However, my absolute favorite swimming hole is the Lagoonarium, a giant natural aquarium that recreates the natural underwater environment for hundreds species of tropical sea creatures. Regularly monitored by a team of scientists, it houses a thriving reef ecosystem that supports a wide variety of fish as well as corals and shells. I spend many glorious moments snorkeling through the fragile coral formations, surrounded by a swarm of fish of all sizes, shapes and colors, my popularity doubtless enhanced by the net bag trailing from my wrist, filled with rolls purloined from the dining room’s bread basket.

Tahitian Fare and Traditions

Papeete-Marquesas dancers.

Traditional dancers re-enact the ancient tales of the Marquesas Islands.

Papeete-Lotus dining

Intimate fine dining at Le Lotus comes with a generous helping of lagoon views.

Overlooking its pool and waterfall, Te Tiare is the main restaurant of the resort, as well as the stage for cultural performances. Open from 6:00 am on with a gargantuan buffet featuring traditional breakfast fare from Tahiti and the world over, it then offers a menu of light summer dishes as well an extensive array of local specialties throughout the day. Additionally Te Tiare features two weekly theme nights. Wednesday is Marquesas Night, when local legends are reenacted in the traditional dances of the remote Marquesas Archipelago, and a rich buffet of Polynesian and Marquesan specialties complement the show. Meanwhile, Friday night is dedicated to contemporary Polynesian dancing with a spectacular show by the perennially award-winning troupe Hei Tahiti.

For a more refined dining experience, the intimate Le Lotus restaurant proposes a creative menu of fusion cuisine based on local specialties and complemented by a selection of fine French wines. Located in a trio of thatched overwater bungalows adjoining the sand-bottom pool, it offers glorious views of the ever-changing life on the lagoon with the mountains of Mo’orea beckoning in the distance.

With its easy access to the airport and the ship terminal, its superb location and amenities, and its attentive staff, the InterContinental Tahiti is an ideal launching pad for any French Polynesia adventure.

Papeete-Tahiti dusk

Taking in the magic of a Tahiti dusk – seen from my balcony.

Good to Know

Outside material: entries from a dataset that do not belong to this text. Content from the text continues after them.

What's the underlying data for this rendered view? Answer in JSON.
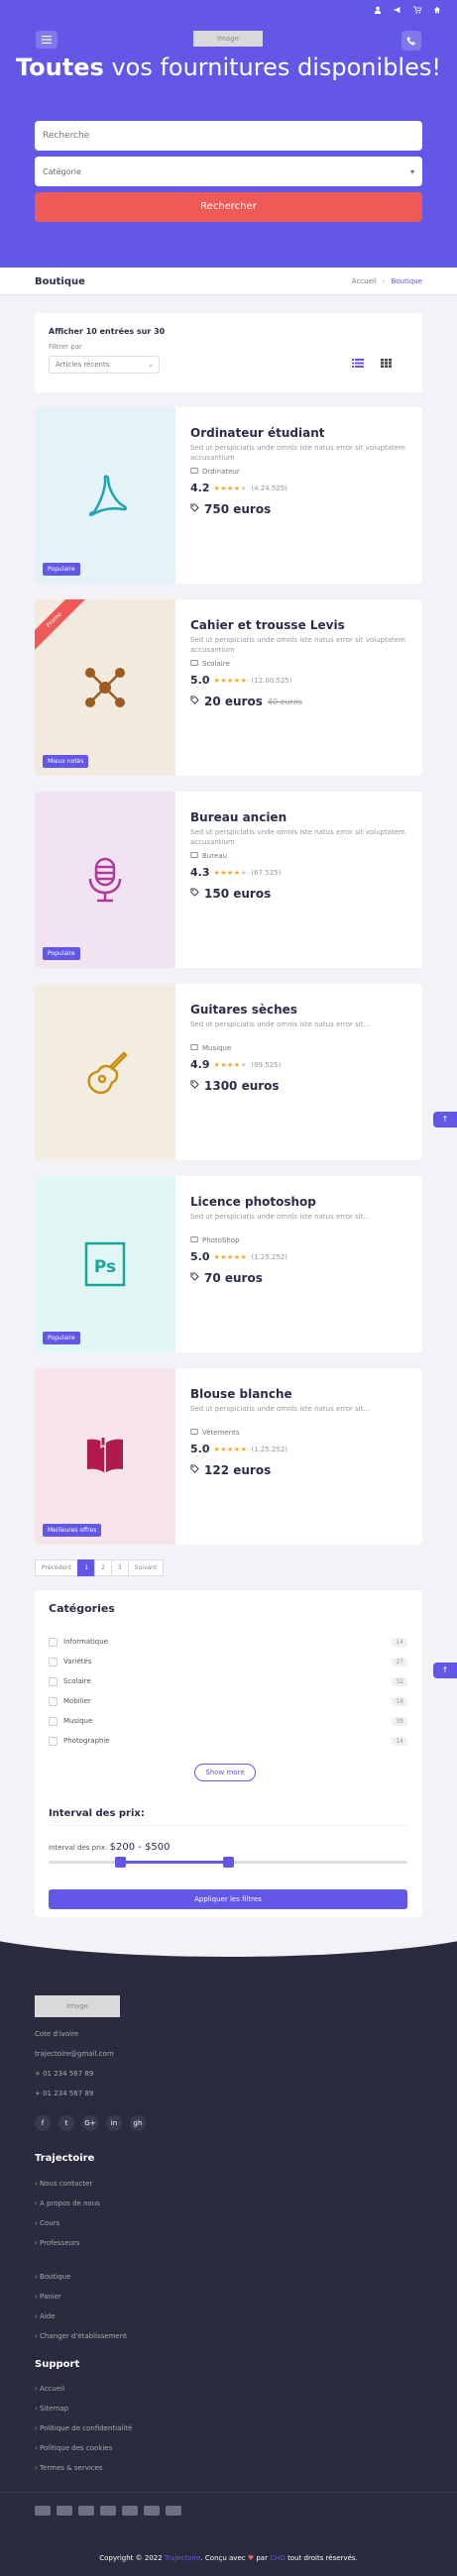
{
  "topbar": {
    "icons": [
      "user-icon",
      "megaphone-icon",
      "cart-icon",
      "home-icon"
    ],
    "logo_text": "Image"
  },
  "hero": {
    "title_bold": "Toutes",
    "title_rest": "vos fournitures disponibles!",
    "search_placeholder": "Recherche",
    "category_placeholder": "Catégorie",
    "search_button": "Rechercher"
  },
  "breadcrumb_bar": {
    "title": "Boutique",
    "crumbs": [
      "Accueil",
      "Boutique"
    ]
  },
  "listing": {
    "show_text": "Afficher 10 entrées sur 30",
    "sort_label": "Filtrer par",
    "sort_value": "Articles récents"
  },
  "products": [
    {
      "name": "Ordinateur étudiant",
      "description": "Sed ut perspiciatis unde omnis iste natus error sit voluptatem accusantium",
      "category": "Ordinateur",
      "rating": "4.2",
      "stars": 4,
      "count": "(4.24.525)",
      "price": "750 euros",
      "old_price": "",
      "ribbon": "",
      "badge": "Populaire",
      "icon": "acrobat-icon",
      "bg": "#e3f3f7",
      "accent": "#1fa5b0"
    },
    {
      "name": "Cahier et trousse Levis",
      "description": "Sed ut perspiciatis unde omnis iste natus error sit voluptatem accusantium",
      "category": "Scolaire",
      "rating": "5.0",
      "stars": 5,
      "count": "(12.00.525)",
      "price": "20 euros",
      "old_price": "40 euros",
      "ribbon": "Promo",
      "badge": "Mieux notés",
      "icon": "network-icon",
      "bg": "#f2e9df",
      "accent": "#9b5a1e"
    },
    {
      "name": "Bureau ancien",
      "description": "Sed ut perspiciatis unde omnis iste natus error sit voluptatem accusantium",
      "category": "Bureau",
      "rating": "4.3",
      "stars": 4,
      "count": "(67.525)",
      "price": "150 euros",
      "old_price": "",
      "ribbon": "",
      "badge": "Populaire",
      "icon": "microphone-icon",
      "bg": "#f2e3f2",
      "accent": "#b03a9a"
    },
    {
      "name": "Guitares sèches",
      "description": "Sed ut perspiciatis unde omnis iste natus error sit...",
      "category": "Musique",
      "rating": "4.9",
      "stars": 4,
      "count": "(99.525)",
      "price": "1300 euros",
      "old_price": "",
      "ribbon": "",
      "badge": "",
      "icon": "guitar-icon",
      "bg": "#f3ece0",
      "accent": "#c9900e"
    },
    {
      "name": "Licence photoshop",
      "description": "Sed ut perspiciatis unde omnis iste natus error sit...",
      "category": "PhotoShop",
      "rating": "5.0",
      "stars": 5,
      "count": "(1.25.252)",
      "price": "70 euros",
      "old_price": "",
      "ribbon": "",
      "badge": "Populaire",
      "icon": "photoshop-icon",
      "bg": "#e2f6f6",
      "accent": "#1aa7a0"
    },
    {
      "name": "Blouse blanche",
      "description": "Sed ut perspiciatis unde omnis iste natus error sit...",
      "category": "Vêtements",
      "rating": "5.0",
      "stars": 5,
      "count": "(1.25.252)",
      "price": "122 euros",
      "old_price": "",
      "ribbon": "",
      "badge": "Meilleures offres",
      "icon": "book-icon",
      "bg": "#f7e3ea",
      "accent": "#b01a4e"
    }
  ],
  "pagination": [
    "Précédent",
    "1",
    "2",
    "3",
    "Suivant"
  ],
  "categories": {
    "title": "Catégories",
    "items": [
      {
        "label": "Informatique",
        "count": "14"
      },
      {
        "label": "Variétés",
        "count": "27"
      },
      {
        "label": "Scolaire",
        "count": "32"
      },
      {
        "label": "Mobilier",
        "count": "18"
      },
      {
        "label": "Musique",
        "count": "39"
      },
      {
        "label": "Photographie",
        "count": "14"
      }
    ],
    "show_more": "Show more"
  },
  "price_filter": {
    "title": "Interval des prix:",
    "label": "Interval des prix:",
    "range": "$200 - $500",
    "low_fraction": 0.2,
    "high_fraction": 0.5,
    "apply": "Appliquer les filtres"
  },
  "footer": {
    "logo_text": "Image",
    "contact": [
      "Cote d'ivoire",
      "trajectoire@gmail.com",
      "+ 01 234 567 89",
      "+ 01 234 567 89"
    ],
    "socials": [
      "f",
      "t",
      "G+",
      "in",
      "gh"
    ],
    "brand_heading": "Trajectoire",
    "links1": [
      "Nous contacter",
      "A propos de nous",
      "Cours",
      "Professeurs"
    ],
    "links2": [
      "Boutique",
      "Panier",
      "Aide",
      "Changer d'établissement"
    ],
    "support_heading": "Support",
    "support_links": [
      "Accueil",
      "Sitemap",
      "Politique de confidentialité",
      "Politique des cookies",
      "Termes & services"
    ],
    "copyright_prefix": "Copyright © 2022",
    "copyright_brand": "Trajectoire",
    "copyright_mid": ". Conçu avec",
    "copyright_by": "par",
    "copyright_author": "CHO",
    "copyright_suffix": "tout droits réservés."
  }
}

  • Getting there – Air France flies daily from Paris to Papeete via Los Angeles. The national carrier, Air Tahiti Nui, also connects Papeete to France, the USA, Japan and New Zealand. Some of their flights code share with Air France and Air New Zealand.
  • Visiting – Papeete is mainly a connecting destination for visitors traveling on to the remote islands of French Polynesia. What little I saw of the town in my jetlag-induced daze on the short first morning drive from the airport left me with a first impression of a provincial port city, traffic-bound and a bit scruffy. A subsequent walk around the center of town confirmed it: not unpleasant but unremarkable. I also took a drive along the coastal road that circles the island, the center being dominated by three of the highest extinct volcanoes in Polynesia and quasi impassable. Other than a couple of waterfalls gushing through exuberant walls of ferns and a small botanical garden, I saw nothing much of note. However, I didn’t regret the few hours spent exploring, if only for having reassured myself that I hadn’t missed anything.
  • Staying – For my pre and post-cruise time on the island of Tahiti, I stayed at the InterContinental Tahiti Resort and Spa, B.P.6014, 98702 Tahiti, French Polynesia. Contact: tel. + (689) 40 86 51 10, email: tahiti@ihg.com.

Location, location, location!

InterContinental Tahiti Resort and Spa